DATASET RECORDS:
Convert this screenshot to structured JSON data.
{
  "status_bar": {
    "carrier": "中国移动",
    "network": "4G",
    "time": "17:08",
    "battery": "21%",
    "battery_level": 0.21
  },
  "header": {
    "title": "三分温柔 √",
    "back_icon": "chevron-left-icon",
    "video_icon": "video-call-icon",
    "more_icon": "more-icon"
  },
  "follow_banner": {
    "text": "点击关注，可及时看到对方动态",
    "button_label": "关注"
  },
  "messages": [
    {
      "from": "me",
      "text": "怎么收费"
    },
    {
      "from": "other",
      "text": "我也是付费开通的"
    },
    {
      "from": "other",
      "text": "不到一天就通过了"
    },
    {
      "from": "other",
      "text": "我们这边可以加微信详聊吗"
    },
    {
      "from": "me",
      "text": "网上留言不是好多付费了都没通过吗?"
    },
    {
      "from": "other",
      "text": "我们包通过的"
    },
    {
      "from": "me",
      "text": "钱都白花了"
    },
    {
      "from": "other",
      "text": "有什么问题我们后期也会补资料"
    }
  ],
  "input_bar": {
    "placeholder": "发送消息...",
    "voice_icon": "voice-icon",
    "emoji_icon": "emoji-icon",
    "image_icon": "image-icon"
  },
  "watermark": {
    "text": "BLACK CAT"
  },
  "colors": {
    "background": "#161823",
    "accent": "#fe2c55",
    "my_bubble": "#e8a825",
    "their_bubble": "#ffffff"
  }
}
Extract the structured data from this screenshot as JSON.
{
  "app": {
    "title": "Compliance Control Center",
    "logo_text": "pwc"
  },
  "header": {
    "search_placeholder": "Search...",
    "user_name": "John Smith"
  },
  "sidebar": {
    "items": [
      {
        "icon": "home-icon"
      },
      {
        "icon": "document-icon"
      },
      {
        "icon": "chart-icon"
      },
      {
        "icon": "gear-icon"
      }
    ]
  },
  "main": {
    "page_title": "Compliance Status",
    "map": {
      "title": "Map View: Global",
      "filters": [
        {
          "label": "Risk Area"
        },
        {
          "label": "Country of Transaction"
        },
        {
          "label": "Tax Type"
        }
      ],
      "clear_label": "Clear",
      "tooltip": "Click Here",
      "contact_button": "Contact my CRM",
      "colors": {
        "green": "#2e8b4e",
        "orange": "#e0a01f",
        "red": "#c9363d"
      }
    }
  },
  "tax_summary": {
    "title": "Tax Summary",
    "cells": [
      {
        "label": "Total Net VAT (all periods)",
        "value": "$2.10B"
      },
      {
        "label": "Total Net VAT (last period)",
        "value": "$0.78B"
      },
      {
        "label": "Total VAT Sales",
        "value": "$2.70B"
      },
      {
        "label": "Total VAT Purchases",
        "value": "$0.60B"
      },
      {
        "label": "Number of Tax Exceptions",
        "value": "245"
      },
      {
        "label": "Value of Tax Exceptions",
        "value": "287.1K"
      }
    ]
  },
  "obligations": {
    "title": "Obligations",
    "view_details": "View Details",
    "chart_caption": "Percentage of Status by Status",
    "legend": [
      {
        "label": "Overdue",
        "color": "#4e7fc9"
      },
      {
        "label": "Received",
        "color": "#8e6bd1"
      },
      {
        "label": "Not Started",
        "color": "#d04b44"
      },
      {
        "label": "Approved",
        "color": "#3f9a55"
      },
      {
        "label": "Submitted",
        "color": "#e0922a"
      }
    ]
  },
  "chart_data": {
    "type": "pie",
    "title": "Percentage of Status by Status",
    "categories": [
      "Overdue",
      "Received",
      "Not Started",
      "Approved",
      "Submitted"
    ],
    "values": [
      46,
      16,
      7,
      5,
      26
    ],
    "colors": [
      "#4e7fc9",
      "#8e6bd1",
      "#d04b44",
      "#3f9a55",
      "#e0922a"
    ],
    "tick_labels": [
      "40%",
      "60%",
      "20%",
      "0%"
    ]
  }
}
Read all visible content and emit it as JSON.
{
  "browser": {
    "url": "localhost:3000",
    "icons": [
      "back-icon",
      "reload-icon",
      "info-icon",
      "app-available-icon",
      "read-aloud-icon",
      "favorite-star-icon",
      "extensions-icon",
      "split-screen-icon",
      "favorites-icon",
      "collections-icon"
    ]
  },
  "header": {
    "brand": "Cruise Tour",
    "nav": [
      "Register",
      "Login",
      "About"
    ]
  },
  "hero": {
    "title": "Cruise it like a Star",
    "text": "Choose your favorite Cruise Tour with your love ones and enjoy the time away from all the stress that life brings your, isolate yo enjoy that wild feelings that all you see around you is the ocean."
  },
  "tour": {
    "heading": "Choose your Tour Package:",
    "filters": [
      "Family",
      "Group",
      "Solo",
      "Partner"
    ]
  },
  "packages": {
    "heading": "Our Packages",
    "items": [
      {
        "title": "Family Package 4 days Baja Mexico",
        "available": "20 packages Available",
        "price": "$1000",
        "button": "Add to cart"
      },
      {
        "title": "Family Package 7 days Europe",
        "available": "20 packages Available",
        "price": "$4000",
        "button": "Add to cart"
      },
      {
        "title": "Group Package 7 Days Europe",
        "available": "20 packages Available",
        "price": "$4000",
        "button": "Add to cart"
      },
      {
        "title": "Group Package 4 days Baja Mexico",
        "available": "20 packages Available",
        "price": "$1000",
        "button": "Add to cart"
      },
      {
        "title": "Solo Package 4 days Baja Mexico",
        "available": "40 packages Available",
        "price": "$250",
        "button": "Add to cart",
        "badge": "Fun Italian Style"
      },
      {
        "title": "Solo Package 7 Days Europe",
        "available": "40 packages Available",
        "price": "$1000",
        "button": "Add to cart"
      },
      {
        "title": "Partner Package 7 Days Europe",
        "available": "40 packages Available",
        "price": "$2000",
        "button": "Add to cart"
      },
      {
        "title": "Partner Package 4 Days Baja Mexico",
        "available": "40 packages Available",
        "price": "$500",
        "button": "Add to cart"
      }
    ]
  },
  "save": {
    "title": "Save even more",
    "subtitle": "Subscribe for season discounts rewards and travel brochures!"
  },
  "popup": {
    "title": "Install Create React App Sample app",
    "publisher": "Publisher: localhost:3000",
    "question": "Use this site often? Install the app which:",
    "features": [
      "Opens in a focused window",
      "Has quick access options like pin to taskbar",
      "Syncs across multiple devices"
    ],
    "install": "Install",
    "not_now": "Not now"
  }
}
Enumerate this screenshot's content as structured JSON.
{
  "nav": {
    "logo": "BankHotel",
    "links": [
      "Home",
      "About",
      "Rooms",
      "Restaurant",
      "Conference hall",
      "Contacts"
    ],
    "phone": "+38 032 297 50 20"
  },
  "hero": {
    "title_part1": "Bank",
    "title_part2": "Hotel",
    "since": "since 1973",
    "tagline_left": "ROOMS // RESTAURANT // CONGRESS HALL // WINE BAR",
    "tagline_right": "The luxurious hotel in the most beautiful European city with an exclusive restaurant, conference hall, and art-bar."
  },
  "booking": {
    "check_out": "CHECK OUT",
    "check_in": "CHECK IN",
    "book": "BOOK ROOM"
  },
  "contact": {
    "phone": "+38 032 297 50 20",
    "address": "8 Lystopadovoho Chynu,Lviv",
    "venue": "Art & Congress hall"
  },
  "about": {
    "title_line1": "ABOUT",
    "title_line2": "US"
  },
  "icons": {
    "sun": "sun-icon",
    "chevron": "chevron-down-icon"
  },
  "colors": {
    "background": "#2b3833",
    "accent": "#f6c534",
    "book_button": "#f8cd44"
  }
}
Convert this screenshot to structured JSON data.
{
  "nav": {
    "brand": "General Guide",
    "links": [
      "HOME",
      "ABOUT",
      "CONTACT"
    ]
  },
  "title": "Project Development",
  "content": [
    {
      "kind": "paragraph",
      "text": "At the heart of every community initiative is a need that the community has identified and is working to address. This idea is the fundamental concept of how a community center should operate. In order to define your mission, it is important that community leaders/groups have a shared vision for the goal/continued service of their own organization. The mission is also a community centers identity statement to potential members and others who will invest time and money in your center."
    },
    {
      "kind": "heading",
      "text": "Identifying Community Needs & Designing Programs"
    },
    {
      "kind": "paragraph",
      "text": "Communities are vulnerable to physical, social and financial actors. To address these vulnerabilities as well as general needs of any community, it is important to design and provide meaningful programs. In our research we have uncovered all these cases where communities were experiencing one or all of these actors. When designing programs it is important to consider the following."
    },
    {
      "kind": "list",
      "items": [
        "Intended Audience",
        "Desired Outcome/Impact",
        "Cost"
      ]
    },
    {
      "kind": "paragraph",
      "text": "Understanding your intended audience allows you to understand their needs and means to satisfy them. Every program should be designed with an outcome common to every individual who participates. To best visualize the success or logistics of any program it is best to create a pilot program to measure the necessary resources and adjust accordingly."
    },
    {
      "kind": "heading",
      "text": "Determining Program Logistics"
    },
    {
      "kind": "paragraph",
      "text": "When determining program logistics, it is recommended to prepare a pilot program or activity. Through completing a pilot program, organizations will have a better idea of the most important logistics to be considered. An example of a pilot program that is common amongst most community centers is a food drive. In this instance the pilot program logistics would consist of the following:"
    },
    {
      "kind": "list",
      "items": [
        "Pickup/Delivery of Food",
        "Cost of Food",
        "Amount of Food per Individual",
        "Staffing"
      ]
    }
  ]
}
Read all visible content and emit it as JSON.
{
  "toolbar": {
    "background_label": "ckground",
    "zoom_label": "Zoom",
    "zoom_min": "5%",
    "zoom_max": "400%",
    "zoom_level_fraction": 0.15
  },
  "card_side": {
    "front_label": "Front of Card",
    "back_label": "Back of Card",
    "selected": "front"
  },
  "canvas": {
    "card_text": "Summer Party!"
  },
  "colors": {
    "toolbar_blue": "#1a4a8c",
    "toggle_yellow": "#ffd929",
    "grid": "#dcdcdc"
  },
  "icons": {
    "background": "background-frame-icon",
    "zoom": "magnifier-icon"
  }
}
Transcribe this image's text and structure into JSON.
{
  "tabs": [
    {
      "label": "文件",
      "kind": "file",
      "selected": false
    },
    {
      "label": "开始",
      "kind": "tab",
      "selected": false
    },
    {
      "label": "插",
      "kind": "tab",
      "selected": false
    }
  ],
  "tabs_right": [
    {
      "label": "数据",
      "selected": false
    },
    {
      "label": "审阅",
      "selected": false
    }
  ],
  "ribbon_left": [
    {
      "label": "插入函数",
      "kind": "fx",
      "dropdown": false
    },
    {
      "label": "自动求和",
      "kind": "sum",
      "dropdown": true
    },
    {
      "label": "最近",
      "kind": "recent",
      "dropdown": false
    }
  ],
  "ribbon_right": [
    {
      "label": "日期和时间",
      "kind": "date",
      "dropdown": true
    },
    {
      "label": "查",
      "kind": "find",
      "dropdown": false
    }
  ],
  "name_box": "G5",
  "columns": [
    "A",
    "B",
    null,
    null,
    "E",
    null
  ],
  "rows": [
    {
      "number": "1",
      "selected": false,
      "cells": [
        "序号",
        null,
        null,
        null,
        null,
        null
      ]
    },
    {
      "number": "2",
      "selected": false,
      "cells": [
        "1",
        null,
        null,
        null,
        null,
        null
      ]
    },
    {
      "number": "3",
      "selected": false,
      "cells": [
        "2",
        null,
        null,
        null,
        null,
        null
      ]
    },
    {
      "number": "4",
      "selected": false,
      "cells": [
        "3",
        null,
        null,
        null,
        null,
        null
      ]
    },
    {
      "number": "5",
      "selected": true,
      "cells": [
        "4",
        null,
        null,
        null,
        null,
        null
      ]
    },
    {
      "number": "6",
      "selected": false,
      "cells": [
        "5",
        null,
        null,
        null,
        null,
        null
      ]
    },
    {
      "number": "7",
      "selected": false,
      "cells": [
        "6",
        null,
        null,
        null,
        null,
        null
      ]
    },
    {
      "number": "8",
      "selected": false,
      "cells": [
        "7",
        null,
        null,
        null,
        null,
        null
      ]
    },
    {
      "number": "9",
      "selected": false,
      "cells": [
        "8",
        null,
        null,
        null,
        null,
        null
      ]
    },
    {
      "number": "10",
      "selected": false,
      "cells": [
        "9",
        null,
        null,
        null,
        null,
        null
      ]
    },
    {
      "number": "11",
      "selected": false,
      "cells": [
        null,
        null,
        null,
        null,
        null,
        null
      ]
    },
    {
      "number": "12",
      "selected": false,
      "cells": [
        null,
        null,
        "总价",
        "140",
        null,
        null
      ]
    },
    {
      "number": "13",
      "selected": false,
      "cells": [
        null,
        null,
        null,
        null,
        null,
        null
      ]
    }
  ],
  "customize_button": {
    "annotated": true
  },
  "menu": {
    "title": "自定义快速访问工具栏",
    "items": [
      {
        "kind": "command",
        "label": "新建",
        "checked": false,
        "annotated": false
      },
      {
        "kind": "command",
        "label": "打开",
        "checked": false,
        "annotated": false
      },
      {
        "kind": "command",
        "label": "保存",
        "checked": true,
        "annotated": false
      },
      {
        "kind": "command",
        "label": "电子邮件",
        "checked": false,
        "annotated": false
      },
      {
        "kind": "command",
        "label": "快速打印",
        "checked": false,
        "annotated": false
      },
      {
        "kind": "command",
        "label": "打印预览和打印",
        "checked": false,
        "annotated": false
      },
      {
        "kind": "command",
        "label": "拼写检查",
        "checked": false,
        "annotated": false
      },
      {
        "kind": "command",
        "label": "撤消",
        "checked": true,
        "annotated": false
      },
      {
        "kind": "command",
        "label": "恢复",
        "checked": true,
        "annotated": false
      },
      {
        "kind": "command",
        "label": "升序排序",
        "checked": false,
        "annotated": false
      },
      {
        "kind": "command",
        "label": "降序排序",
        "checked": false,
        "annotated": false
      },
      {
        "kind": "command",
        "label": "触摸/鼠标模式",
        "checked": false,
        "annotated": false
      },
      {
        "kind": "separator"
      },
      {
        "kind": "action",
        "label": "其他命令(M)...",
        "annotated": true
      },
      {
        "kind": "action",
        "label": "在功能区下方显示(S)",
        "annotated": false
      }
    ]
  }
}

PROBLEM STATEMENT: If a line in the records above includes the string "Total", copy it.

SOLUTION TO THE PROBLEM:
        "label": "Total Net VAT (all periods)",
        "label": "Total Net VAT (last period)",
        "label": "Total VAT Sales",
        "label": "Total VAT Purchases",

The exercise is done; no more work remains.